**WHAT YOU HAVE TO DO:** Look through the lines below and extract each one that contains "pass".
-- Opening Marker --
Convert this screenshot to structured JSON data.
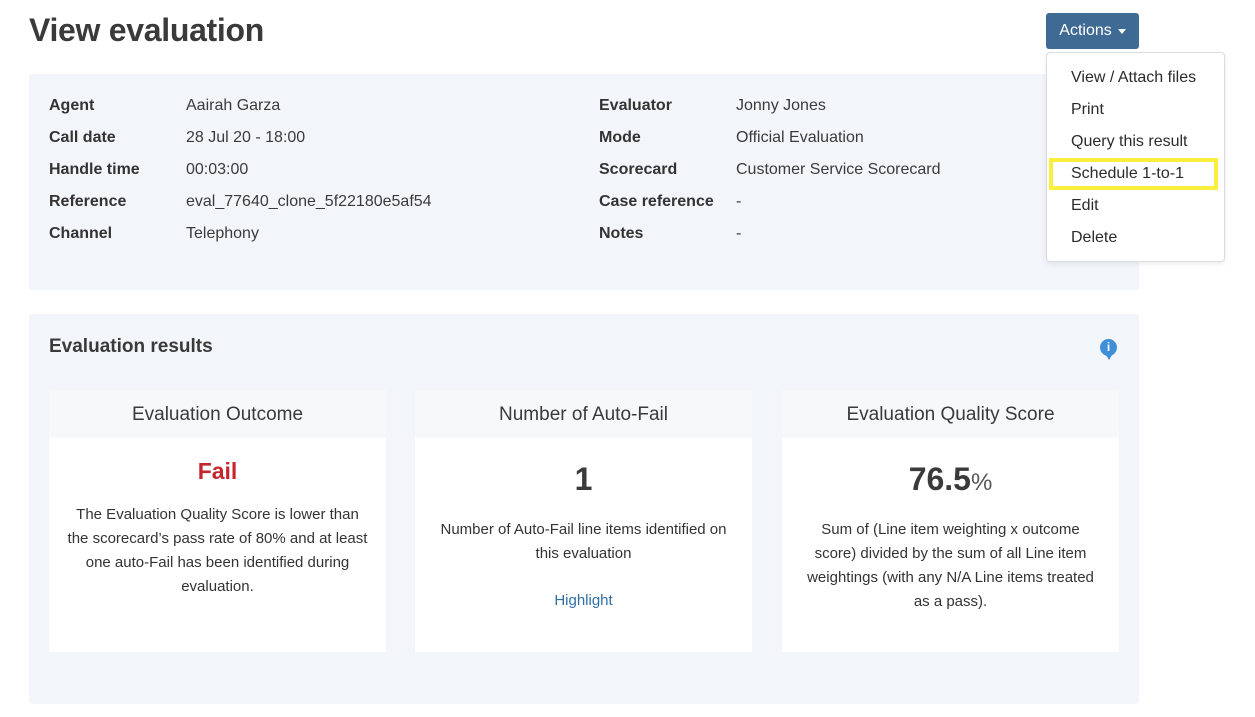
{
  "page": {
    "title": "View evaluation"
  },
  "actions": {
    "label": "Actions",
    "items": [
      "View / Attach files",
      "Print",
      "Query this result",
      "Schedule 1-to-1",
      "Edit",
      "Delete"
    ]
  },
  "details": {
    "left": [
      {
        "label": "Agent",
        "value": "Aairah Garza"
      },
      {
        "label": "Call date",
        "value": "28 Jul 20 - 18:00"
      },
      {
        "label": "Handle time",
        "value": "00:03:00"
      },
      {
        "label": "Reference",
        "value": "eval_77640_clone_5f22180e5af54"
      },
      {
        "label": "Channel",
        "value": "Telephony"
      }
    ],
    "right": [
      {
        "label": "Evaluator",
        "value": "Jonny Jones"
      },
      {
        "label": "Mode",
        "value": "Official Evaluation"
      },
      {
        "label": "Scorecard",
        "value": "Customer Service Scorecard"
      },
      {
        "label": "Case reference",
        "value": "-"
      },
      {
        "label": "Notes",
        "value": "-"
      }
    ]
  },
  "results": {
    "title": "Evaluation results",
    "info_icon": "i",
    "cards": [
      {
        "title": "Evaluation Outcome",
        "value": "Fail",
        "description": "The Evaluation Quality Score is lower than the scorecard’s pass rate of 80% and at least one auto-Fail has been identified during evaluation."
      },
      {
        "title": "Number of Auto-Fail",
        "value": "1",
        "description": "Number of Auto-Fail line items identified on this evaluation",
        "link": "Highlight"
      },
      {
        "title": "Evaluation Quality Score",
        "value": "76.5",
        "unit": "%",
        "description": "Sum of (Line item weighting x outcome score) divided by the sum of all Line item weightings (with any N/A Line items treated as a pass)."
      }
    ]
  },
  "colors": {
    "primary": "#3f6a93",
    "fail": "#c4262e",
    "link": "#2f6ea6",
    "highlight": "#fbef3d",
    "panel": "#f2f6fa"
  }
}
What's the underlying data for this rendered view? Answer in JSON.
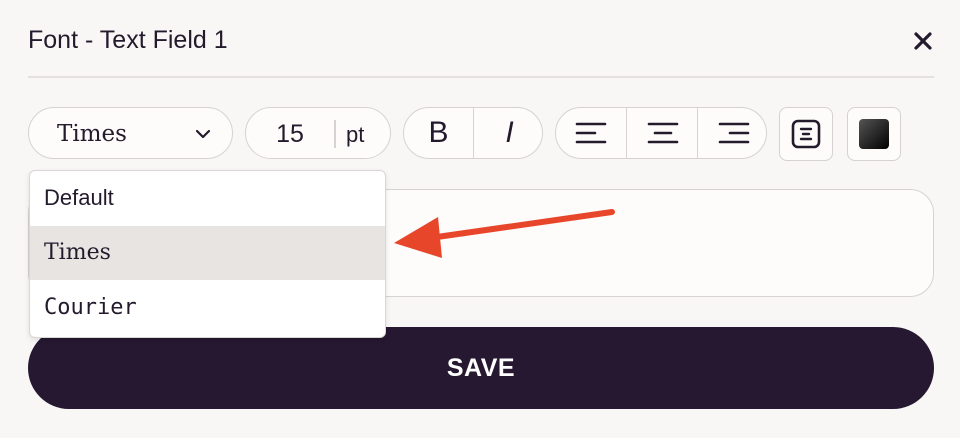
{
  "dialog": {
    "title": "Font - Text Field 1"
  },
  "toolbar": {
    "font_family_selected": "Times",
    "font_size": "15",
    "font_size_unit": "pt",
    "bold_label": "B",
    "italic_label": "I",
    "text_color": "#000000"
  },
  "font_dropdown": {
    "options": [
      {
        "label": "Default",
        "selected": false
      },
      {
        "label": "Times",
        "selected": true
      },
      {
        "label": "Courier",
        "selected": false
      }
    ]
  },
  "save_button": {
    "label": "SAVE"
  },
  "colors": {
    "primary": "#251830",
    "annotation_arrow": "#e8462b"
  },
  "icons": [
    "close-icon",
    "chevron-down-icon",
    "align-left-icon",
    "align-center-icon",
    "align-right-icon",
    "vertical-align-icon",
    "color-swatch-icon",
    "annotation-arrow-icon"
  ]
}
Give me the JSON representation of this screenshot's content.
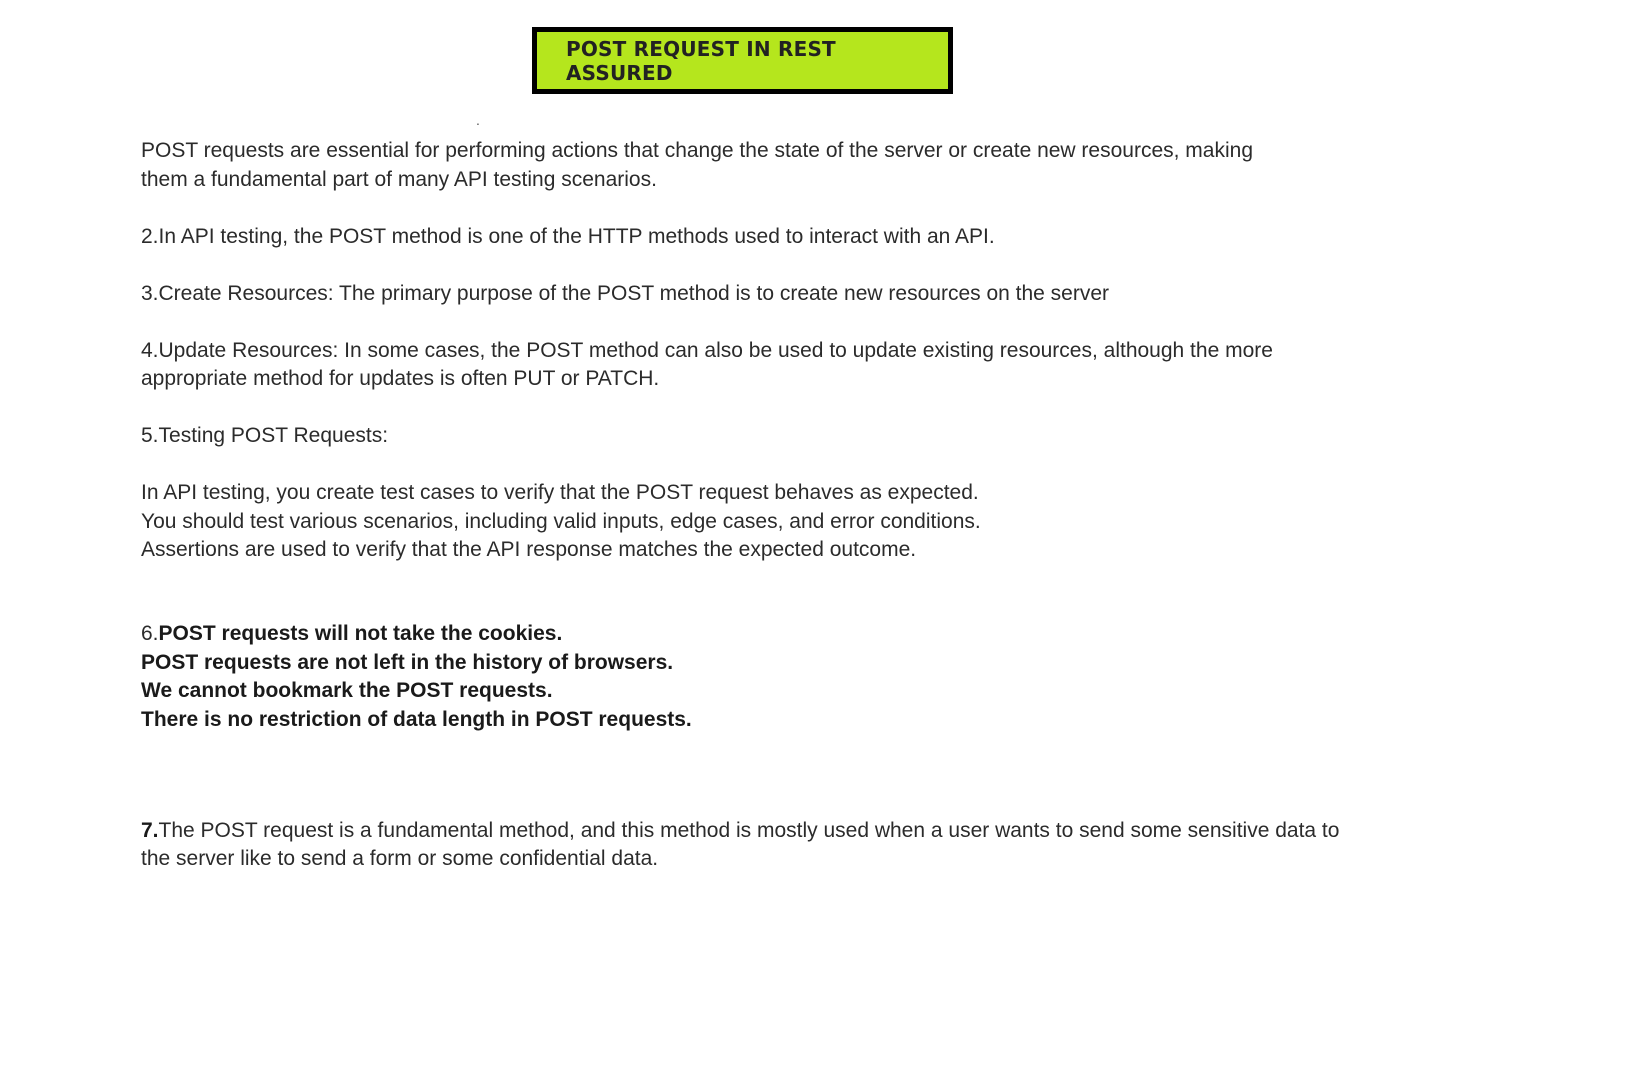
{
  "title": "POST REQUEST IN REST ASSURED",
  "stray_mark": ".",
  "p1": {
    "line1": "POST requests are essential for performing actions that change the state of the server or create new resources, making",
    "line2": "them a fundamental part of many API testing scenarios."
  },
  "p2": "2.In API testing, the POST method is one of the HTTP methods used to interact with an API.",
  "p3": "3.Create Resources: The primary purpose of the POST method is to create new resources on the server",
  "p4": {
    "line1": "4.Update Resources: In some cases, the POST method can also be used to update existing resources, although the more",
    "line2": "appropriate method for updates is often PUT or PATCH."
  },
  "p5": "5.Testing POST Requests:",
  "p6": {
    "line1": "In API testing, you create test cases to verify that the POST request behaves as expected.",
    "line2": "You should test various scenarios, including valid inputs, edge cases, and error conditions.",
    "line3": "Assertions are used to verify that the API response matches the expected outcome."
  },
  "p7": {
    "number": "6.",
    "line1": "POST requests will not take the cookies.",
    "line2": "POST requests are not left in the history of browsers.",
    "line3": "We cannot bookmark the POST requests.",
    "line4": "There is no restriction of data length in POST requests."
  },
  "p8": {
    "number": "7.",
    "line1": "The POST request is a fundamental method, and this method is mostly used when a user wants to send some sensitive data to",
    "line2": "the server like to send a form or some confidential data."
  }
}
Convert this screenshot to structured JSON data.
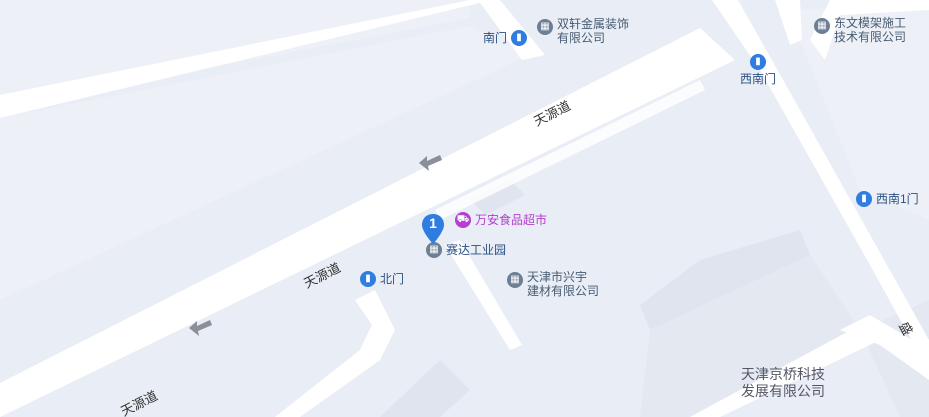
{
  "roads": {
    "tianyuan_1": "天源道",
    "tianyuan_2": "天源道",
    "tianyuan_3": "天源道",
    "sheng_partial": "盛"
  },
  "pois": {
    "nanmen": "南门",
    "shuangxuan": [
      "双轩金属装饰",
      "有限公司"
    ],
    "dongwen": [
      "东文模架施工",
      "技术有限公司"
    ],
    "xinanmen": "西南门",
    "xinan1men": "西南1门",
    "wanan": "万安食品超市",
    "saida": "赛达工业园",
    "beimen": "北门",
    "xingyu": [
      "天津市兴宇",
      "建材有限公司"
    ],
    "jingqiao": [
      "天津京桥科技",
      "发展有限公司"
    ]
  },
  "marker": {
    "number": "1"
  },
  "colors": {
    "background": "#e9edf5",
    "road": "#ffffff",
    "building": "#dfe4ee",
    "pin_blue": "#2f7de1",
    "pin_gray": "#6c7f95",
    "pin_purple": "#b43fd0"
  }
}
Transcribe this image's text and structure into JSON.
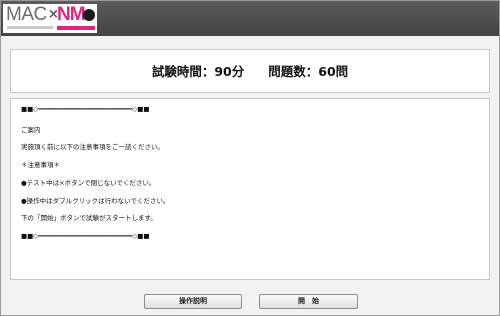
{
  "logo": {
    "text_left": "MAC",
    "separator": "×",
    "text_right": "NM"
  },
  "exam": {
    "time_label": "試験時間：90分",
    "questions_label": "問題数：60問"
  },
  "notice": {
    "lines": [
      "■■◇━━━━━━━━━━━━━━━━━━━━━━━━◇■■",
      "ご案内",
      "実施頂く前に以下の注意事項をご一読ください。",
      "＊注意事項＊",
      "●テスト中は×ボタンで閉じないでください。",
      "●操作中はダブルクリックは行わないでください。",
      "下の「開始」ボタンで試験がスタートします。",
      "■■◇━━━━━━━━━━━━━━━━━━━━━━━━◇■■"
    ]
  },
  "buttons": {
    "guide_label": "操作説明",
    "start_label": "開　始"
  },
  "colors": {
    "header": "#4f4f4f",
    "brand_pink": "#e0237b",
    "background": "#f2f2f2"
  }
}
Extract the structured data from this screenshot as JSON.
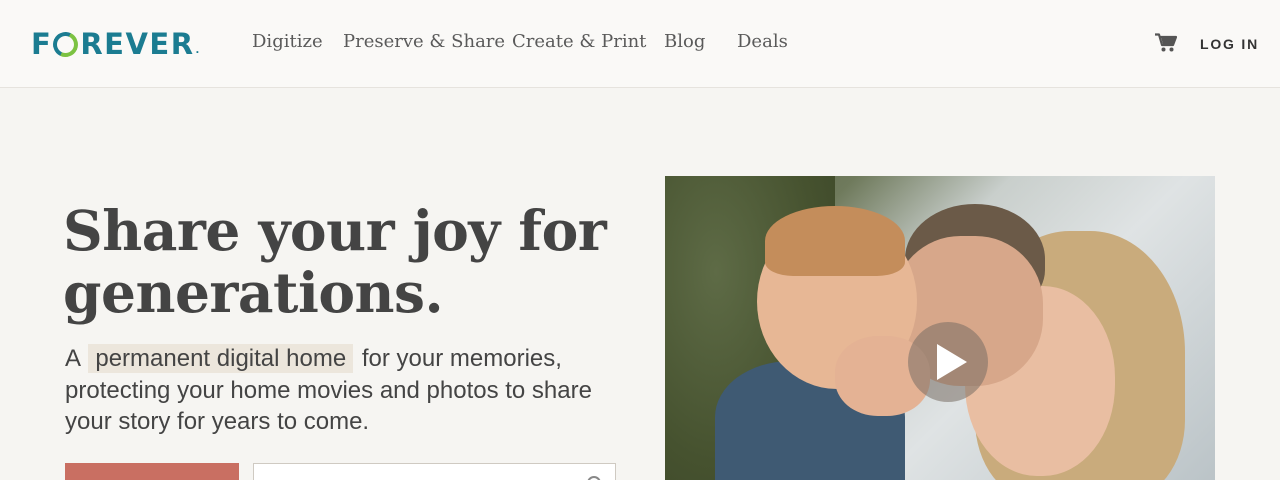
{
  "header": {
    "logo": {
      "left": "F",
      "right": "REVER",
      "mark": "."
    },
    "nav": [
      "Digitize",
      "Preserve & Share",
      "Create & Print",
      "Blog",
      "Deals"
    ],
    "cart_icon": "cart-icon",
    "login_label": "LOG IN"
  },
  "hero": {
    "headline": "Share your joy for generations.",
    "sub_prefix": "A",
    "sub_highlight": "permanent digital home",
    "sub_rest": "for your memories, protecting your home movies and photos to share your story for years to come."
  },
  "video": {
    "play_icon": "play-icon"
  },
  "colors": {
    "brand_teal": "#1b7c91",
    "brand_green": "#7cc242",
    "cta": "#c96f62",
    "background": "#f6f5f2"
  }
}
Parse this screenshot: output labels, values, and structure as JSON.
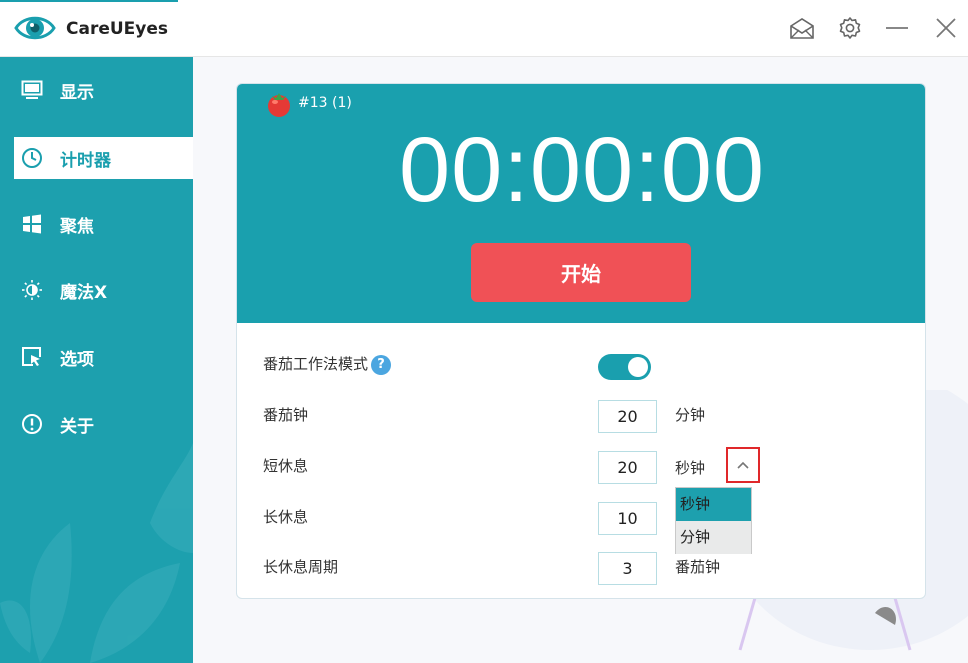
{
  "window": {
    "title": "CareUEyes"
  },
  "titlebar": {
    "buttons": [
      {
        "name": "mail-button",
        "icon": "mail-icon"
      },
      {
        "name": "settings-button",
        "icon": "gear-icon"
      },
      {
        "name": "minimize-button",
        "icon": "minimize-icon"
      },
      {
        "name": "close-button",
        "icon": "close-icon"
      }
    ]
  },
  "sidebar": {
    "items": [
      {
        "label": "显示",
        "icon": "monitor-icon",
        "active": false
      },
      {
        "label": "计时器",
        "icon": "clock-icon",
        "active": true
      },
      {
        "label": "聚焦",
        "icon": "windows-icon",
        "active": false
      },
      {
        "label": "魔法X",
        "icon": "sun-icon",
        "active": false
      },
      {
        "label": "选项",
        "icon": "cursor-window-icon",
        "active": false
      },
      {
        "label": "关于",
        "icon": "info-icon",
        "active": false
      }
    ]
  },
  "timer": {
    "pomodoro_counter": "#13 (1)",
    "display": "00:00:00",
    "start_label": "开始"
  },
  "settings": {
    "pomodoro_mode_label": "番茄工作法模式",
    "help_glyph": "?",
    "pomodoro_mode_enabled": true,
    "rows": [
      {
        "label": "番茄钟",
        "value": "20",
        "unit": "分钟"
      },
      {
        "label": "短休息",
        "value": "20",
        "unit": "秒钟"
      },
      {
        "label": "长休息",
        "value": "10",
        "unit": ""
      },
      {
        "label": "长休息周期",
        "value": "3",
        "unit": "番茄钟"
      }
    ]
  },
  "dropdown": {
    "options": [
      "秒钟",
      "分钟"
    ],
    "selected": "秒钟"
  },
  "colors": {
    "accent": "#1da0ae",
    "start_button": "#f05156",
    "highlight_border": "#e0282a"
  }
}
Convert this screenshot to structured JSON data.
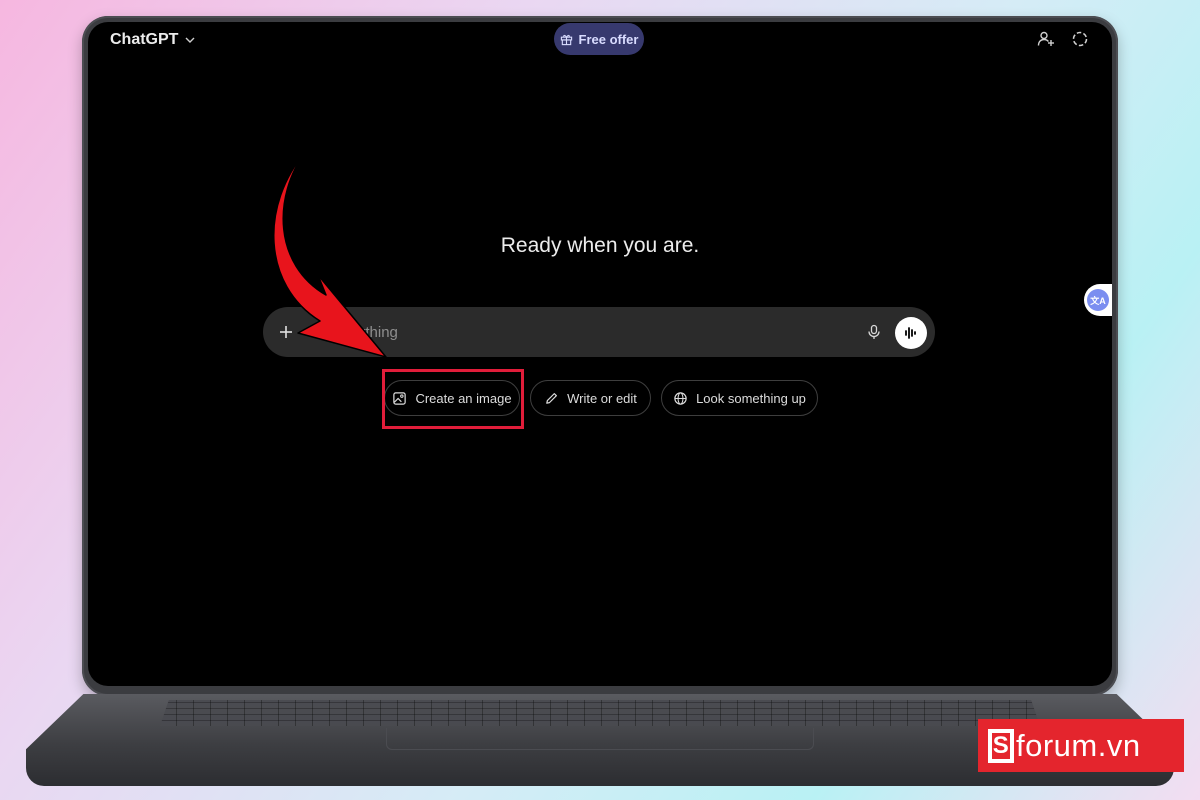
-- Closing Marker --
**EXERCISE SOLUTION:**
        "description": "The Evaluation Quality Score is lower than the scorecard’s pass rate of 80% and at least one auto-Fail has been identified during evaluation."
        "description": "Sum of (Line item weighting x outcome score) divided by the sum of all Line item weightings (with any N/A Line items treated as a pass)."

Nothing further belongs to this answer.